Jim’s next quest began in 1979 when he was working with the City of Waukegan for a year as the Supervisor of Code Enforcement. The mayor, Bill Morris, was convinced that shows at the Genesee Theatre would serve as an economic engine to drive the revitalization of downtown Waukegan. Knowing that Jim had a background in theatre, the mayor tasked Jim with the mission to bring shows to the theatre. The theatre at the time was still a movie venue run by Plitt Theatres but still owned by the original owners family Buster Brummond.
Through numerous negotiations with the Plitt organization and an enthusiastic Mr. Brummond, the door was opened to clean up the dressing rooms, replace plumbing, install showers, repair needed stage equipment and generally make the theatre ready to receive a production. As this place was set to spinning, another had to be started. Locating an appropriate national touring show to bring in to re-open the Genesee.
After a lengthy national search, it was decided that Show Boat with Forrest Tucker would be the first production. The show was standing room only at the then 1800-seat venue. The journey was exciting but after about ten years, in 1990, the theatre closed.
Several years later, the efforts continued when Steve Kolber, Ray Shepardson, Jim Neal and a host of others joined forces to renovate the historic Genesee into the Waukegan showplace that it is today.
Set Design, Lighting Design, Theatre Design
Bowen Park Theatre
Scenic design, construction and lighting design for Royal Family.
Scenic design, lighting, sound and construction supervision of 14-18 year-old crew for Hairspray 2013.
Scenic design, lighting, sound, and construction supervision of 14-18 year-old crew for Aida.

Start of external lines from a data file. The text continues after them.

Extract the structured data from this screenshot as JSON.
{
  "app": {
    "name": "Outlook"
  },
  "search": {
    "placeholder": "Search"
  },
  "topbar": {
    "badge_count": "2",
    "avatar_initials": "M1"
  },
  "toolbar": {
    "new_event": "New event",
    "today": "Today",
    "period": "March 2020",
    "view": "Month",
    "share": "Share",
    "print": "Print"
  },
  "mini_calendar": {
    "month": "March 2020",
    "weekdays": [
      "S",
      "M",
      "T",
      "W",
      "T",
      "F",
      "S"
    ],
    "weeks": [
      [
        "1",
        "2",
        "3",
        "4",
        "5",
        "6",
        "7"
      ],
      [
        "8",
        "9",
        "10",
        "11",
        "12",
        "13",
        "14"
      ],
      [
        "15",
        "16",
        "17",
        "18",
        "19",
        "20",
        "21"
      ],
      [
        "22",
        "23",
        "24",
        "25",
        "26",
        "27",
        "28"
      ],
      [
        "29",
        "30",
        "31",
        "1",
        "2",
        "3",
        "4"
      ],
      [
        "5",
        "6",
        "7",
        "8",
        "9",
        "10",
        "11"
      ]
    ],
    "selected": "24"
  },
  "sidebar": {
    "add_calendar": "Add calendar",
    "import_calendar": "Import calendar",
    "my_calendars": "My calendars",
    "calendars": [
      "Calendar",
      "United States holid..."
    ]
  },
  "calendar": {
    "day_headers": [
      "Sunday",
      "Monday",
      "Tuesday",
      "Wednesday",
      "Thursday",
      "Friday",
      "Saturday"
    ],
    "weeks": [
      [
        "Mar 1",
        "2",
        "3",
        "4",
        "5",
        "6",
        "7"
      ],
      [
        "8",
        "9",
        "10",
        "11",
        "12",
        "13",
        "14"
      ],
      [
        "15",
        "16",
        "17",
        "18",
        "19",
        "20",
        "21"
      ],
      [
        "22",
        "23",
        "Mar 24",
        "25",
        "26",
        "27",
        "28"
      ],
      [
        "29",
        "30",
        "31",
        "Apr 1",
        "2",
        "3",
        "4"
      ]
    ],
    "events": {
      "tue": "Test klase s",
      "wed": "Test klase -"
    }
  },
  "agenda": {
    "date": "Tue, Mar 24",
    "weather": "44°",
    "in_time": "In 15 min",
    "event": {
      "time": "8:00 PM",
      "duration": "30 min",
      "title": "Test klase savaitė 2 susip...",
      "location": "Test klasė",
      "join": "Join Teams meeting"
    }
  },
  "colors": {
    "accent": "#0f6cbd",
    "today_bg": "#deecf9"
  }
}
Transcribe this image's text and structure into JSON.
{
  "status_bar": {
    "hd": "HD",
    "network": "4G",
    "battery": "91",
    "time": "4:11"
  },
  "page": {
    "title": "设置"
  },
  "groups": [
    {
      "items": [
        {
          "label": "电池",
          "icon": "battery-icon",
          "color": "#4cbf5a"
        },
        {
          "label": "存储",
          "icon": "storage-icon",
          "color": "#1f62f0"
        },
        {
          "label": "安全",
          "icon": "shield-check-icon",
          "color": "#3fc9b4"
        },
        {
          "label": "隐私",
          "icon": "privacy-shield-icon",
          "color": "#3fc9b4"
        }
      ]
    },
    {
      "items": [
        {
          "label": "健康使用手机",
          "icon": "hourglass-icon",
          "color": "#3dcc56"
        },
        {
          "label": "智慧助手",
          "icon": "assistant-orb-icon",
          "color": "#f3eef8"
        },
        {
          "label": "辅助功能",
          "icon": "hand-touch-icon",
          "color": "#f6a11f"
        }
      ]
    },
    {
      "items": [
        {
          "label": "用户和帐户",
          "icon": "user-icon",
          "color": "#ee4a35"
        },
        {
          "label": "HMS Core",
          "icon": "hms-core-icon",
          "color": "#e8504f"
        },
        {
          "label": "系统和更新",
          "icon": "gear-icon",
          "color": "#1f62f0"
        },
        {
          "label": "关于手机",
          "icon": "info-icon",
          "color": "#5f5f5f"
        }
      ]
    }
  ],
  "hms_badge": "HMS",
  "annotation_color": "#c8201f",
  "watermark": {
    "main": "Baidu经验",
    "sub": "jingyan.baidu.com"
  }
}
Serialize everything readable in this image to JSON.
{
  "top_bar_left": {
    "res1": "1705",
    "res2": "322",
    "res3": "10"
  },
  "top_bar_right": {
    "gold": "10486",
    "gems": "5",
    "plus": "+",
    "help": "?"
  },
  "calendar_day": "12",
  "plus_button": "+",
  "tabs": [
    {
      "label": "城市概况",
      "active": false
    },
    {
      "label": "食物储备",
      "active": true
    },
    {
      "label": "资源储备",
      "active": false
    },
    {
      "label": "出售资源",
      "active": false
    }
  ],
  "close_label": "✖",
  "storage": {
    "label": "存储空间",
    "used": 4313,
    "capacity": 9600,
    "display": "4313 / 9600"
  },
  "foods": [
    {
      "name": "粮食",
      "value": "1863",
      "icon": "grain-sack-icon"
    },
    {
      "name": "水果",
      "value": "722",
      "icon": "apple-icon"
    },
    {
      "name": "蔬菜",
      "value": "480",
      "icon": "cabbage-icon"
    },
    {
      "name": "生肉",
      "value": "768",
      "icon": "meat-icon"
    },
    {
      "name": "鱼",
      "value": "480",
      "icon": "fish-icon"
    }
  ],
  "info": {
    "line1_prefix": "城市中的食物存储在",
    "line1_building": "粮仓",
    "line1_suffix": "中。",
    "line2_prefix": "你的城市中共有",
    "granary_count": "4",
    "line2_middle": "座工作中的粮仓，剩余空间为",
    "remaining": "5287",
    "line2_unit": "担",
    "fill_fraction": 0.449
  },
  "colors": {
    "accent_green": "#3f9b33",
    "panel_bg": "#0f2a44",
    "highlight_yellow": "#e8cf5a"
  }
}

Scenic design, lighting, sound and construction supervision of 12-14 year-old crew for Peter Pan.
Scenic design, lighting, sound and construction supervision of 12-14 year-old crew for Joseph and the Amazing Technicolor Dreamcoat.
Scenic design, lighting, sound and construction supervision of 12-14 year-old crew for Honk!.
“In theatre, art is measured in the work. After 48 years of actively serving my muse of theatre, savoring the memories of past work and wonderful relationships formed enriches quiet moments in my life,” says Jim.”But theatre is an art of the now. Not ‘What did you do?, but ‘What will you do next?’.”